As one of the participating artists in the current “Landscapes” show at the Ft. Collins Center for Fine Art Photography, I received a free portfolio review from the C4FAP curator, Hamidah Glasgow. That experience–plus the mutual sharing of our portfolios among the ten or so photographers who were present this weekend–turned out, for me, to be quite an exercise in right brain implosion, immolation, and expansion.
In case you have never done a portfolio review, here are some basics:
—What is it? Someone, usually a museum curator, gallery owner, publisher, or very accomplished photographer, sits across the table from you for a mere 20 minutes and looks through your work. Some reviews can be very informal and low-key, as was mine with Hamidah. Other reviews can be pretty high-stress with national and international-level reviewers (see, for example, this list from LensScratch).

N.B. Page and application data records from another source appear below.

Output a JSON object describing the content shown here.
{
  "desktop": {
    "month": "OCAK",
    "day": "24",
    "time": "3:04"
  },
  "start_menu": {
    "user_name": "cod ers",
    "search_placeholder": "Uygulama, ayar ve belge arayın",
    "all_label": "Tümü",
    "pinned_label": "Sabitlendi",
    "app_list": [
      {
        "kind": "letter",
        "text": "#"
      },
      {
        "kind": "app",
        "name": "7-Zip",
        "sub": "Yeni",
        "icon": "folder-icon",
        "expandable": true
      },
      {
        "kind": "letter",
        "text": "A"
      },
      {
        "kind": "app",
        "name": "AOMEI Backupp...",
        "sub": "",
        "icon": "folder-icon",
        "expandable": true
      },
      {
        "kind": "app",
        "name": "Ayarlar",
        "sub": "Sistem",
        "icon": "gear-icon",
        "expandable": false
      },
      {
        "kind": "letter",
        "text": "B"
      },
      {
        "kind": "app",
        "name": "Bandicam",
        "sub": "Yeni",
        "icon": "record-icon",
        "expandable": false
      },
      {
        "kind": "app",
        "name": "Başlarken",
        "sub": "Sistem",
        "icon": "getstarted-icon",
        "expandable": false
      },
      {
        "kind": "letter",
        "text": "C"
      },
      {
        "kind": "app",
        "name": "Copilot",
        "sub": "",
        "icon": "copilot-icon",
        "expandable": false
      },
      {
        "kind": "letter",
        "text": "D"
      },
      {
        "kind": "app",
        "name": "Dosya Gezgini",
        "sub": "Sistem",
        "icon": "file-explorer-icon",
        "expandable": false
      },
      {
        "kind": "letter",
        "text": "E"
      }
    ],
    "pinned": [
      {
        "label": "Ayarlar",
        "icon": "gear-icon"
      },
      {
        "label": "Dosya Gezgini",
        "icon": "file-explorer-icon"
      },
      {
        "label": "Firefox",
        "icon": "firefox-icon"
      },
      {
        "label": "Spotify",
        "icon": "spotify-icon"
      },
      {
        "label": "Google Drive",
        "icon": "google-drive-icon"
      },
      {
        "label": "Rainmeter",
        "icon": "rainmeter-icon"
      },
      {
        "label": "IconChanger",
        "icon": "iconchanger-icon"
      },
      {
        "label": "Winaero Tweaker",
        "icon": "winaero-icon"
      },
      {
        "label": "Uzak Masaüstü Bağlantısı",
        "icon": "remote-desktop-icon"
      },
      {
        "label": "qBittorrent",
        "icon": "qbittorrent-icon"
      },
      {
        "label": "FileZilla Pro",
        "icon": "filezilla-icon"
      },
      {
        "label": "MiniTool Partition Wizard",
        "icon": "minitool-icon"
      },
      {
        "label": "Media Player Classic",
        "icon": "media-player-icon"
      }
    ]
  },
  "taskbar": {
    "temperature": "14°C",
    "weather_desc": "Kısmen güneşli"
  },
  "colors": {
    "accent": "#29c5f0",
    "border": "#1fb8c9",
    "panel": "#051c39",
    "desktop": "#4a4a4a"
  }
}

—What do I bring to the review? Bring somewhere between 12-20 finished prints (in a convenient case) that can be easily handled across a tabletop. Also be prepared to summarize/explain your work and what exactly you hope to get out of the review in a 1-3 minute spiel. After that, be prepared for a discussion of your work that can range anywhere from soft and easy to sharp and pointed. Finally, bring something to leave behind with the reviewer. This could be something as simple as a business card to something as elaborate as a foldout flyer or miniature publication containing your imagery. I personally like the idea of a postcard-sized card with all your personal info and website on one side and one of your iconic images on the other.
–What DO I hope to get out of a portfolio review? First, for me, it is all about improving as an artist. The feedback you get can be extremely valuable. In a first time review, you may simply want general feedback on your print quality, the conceptual framework of your portfolio (does it make sense?), whether you are communicating your message, and so on. More advanced artists may be seeking gallery representation or a book contract. A secondary effect of a portfolio review is the networking aspect–those looking for new work get to know you and you them. And, of course, you get to know the other participating artists as well.
Just the process of editing your work and preparing for a 20-minute portfolio review can be a difficult and, thus, growing experience as an artist. Knowing that an expert will be closely examining the artistic objects of your blood, sweat, and tears has a way of forcing you to think much more deeply about your work and where you might be going with it.
If you are just beginning, consider an informal portfolio review with a local, experienced, photographer, then work your way up to the higher level reviews.
This is yet another excellent way to improve as an artist and photographer–don’t miss out!
POSTSCRIPT: For some additional images of me with my selected image, the opening itself, and our portfolio sharing session… CLICK HERE!